*Exercise objective*
What lines in the records below contain the string "中国医药"? Copy every one.

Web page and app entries
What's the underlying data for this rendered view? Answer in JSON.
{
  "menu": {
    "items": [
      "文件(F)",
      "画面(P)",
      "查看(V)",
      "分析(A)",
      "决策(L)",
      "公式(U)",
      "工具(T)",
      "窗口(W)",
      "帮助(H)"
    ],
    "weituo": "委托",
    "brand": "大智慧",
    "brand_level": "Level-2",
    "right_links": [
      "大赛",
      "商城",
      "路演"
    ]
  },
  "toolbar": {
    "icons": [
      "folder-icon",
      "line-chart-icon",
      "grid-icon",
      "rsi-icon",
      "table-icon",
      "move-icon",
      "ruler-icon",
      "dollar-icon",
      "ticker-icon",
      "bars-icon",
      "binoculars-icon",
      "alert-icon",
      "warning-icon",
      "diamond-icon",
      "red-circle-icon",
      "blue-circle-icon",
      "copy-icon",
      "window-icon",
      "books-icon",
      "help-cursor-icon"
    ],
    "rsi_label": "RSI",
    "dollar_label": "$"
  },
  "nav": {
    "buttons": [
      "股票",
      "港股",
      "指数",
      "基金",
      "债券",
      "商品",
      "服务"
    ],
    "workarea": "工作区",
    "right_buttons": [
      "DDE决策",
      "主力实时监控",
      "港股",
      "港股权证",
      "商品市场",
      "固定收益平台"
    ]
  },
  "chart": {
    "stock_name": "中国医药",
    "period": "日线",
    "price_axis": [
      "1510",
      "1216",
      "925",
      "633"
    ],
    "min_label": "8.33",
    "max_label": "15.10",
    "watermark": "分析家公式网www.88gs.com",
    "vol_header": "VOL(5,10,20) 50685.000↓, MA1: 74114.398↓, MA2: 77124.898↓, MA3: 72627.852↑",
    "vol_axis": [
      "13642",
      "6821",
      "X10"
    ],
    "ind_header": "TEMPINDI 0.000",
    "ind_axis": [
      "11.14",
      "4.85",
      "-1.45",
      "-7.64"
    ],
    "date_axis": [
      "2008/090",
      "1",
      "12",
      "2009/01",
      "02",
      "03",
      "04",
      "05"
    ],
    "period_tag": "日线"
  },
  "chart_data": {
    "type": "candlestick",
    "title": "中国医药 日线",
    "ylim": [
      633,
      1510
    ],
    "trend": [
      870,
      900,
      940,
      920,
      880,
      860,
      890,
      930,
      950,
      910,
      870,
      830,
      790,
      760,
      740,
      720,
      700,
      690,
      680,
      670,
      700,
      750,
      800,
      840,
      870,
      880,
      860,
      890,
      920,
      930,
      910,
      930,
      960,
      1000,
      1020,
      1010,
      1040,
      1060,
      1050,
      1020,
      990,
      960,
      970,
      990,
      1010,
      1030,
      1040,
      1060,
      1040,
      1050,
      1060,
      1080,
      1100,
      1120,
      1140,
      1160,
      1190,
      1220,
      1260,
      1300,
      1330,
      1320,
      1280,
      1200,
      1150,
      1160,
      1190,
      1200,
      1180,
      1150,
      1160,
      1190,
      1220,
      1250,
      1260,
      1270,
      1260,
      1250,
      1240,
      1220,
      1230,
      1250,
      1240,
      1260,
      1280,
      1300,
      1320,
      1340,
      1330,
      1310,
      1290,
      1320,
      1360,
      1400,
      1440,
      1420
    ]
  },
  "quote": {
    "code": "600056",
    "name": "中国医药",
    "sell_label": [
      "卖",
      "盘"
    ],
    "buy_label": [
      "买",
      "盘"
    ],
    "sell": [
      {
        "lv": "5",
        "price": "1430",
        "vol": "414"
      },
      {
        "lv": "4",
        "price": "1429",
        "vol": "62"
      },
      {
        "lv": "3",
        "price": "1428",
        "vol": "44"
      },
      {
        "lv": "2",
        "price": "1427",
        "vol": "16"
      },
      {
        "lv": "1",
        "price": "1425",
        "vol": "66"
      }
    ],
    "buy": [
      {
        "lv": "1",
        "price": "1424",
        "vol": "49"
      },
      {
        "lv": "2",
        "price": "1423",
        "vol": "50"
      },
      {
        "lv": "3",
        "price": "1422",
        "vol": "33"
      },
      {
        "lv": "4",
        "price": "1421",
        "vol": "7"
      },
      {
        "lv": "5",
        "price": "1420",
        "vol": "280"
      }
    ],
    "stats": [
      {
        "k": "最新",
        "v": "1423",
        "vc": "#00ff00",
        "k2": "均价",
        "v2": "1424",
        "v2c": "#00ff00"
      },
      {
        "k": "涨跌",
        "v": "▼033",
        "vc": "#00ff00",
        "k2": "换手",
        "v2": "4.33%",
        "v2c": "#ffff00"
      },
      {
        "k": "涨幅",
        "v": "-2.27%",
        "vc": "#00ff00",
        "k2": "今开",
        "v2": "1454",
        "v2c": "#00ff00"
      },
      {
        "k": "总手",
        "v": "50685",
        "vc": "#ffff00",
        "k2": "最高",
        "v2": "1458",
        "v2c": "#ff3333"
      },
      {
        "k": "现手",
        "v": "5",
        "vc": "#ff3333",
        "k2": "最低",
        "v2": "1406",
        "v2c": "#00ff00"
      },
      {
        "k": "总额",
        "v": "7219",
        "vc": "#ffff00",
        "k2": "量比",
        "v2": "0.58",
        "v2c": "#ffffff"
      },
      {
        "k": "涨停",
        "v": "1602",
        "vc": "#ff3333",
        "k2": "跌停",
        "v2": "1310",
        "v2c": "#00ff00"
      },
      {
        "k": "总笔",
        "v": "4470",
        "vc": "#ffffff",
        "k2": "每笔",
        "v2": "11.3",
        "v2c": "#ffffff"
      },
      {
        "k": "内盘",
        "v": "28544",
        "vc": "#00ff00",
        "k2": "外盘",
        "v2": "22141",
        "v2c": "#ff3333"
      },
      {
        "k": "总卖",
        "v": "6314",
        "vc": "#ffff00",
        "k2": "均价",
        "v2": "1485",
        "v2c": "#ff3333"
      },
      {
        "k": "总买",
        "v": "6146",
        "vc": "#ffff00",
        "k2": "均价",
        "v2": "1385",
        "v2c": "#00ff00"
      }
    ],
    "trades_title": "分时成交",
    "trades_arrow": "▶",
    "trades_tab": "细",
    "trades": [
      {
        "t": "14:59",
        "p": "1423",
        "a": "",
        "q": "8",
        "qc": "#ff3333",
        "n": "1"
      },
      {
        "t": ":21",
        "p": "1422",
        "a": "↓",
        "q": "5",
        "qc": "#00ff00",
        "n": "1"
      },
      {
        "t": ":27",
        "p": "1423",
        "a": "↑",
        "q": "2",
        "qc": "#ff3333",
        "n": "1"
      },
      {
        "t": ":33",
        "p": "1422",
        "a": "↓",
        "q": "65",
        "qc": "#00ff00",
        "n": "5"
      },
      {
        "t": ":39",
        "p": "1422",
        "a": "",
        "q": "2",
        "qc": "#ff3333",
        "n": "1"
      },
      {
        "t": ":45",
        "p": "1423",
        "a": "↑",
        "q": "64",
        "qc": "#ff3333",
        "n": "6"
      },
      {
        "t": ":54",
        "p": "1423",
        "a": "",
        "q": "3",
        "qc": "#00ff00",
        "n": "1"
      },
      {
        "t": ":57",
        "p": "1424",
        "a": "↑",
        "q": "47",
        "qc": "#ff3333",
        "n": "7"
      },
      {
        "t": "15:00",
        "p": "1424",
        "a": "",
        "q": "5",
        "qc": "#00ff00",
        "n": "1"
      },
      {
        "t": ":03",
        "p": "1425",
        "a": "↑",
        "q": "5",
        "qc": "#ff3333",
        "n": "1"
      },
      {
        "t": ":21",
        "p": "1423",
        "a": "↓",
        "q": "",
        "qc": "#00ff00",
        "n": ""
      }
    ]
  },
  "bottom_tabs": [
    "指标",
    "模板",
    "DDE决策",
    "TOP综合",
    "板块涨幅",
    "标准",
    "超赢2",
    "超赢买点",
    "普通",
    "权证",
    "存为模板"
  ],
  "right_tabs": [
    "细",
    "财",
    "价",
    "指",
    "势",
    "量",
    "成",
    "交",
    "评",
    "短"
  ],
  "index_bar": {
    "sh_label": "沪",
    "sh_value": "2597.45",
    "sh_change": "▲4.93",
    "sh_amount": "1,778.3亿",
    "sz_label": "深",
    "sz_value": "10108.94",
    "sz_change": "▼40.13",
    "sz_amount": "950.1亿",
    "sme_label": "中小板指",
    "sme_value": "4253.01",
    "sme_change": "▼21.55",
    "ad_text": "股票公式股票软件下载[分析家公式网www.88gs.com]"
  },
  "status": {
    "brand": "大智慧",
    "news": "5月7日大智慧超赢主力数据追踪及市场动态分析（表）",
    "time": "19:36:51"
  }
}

*Reply to the exercise*
    "stock_name": "中国医药",
    "title": "中国医药 日线",
    "name": "中国医药",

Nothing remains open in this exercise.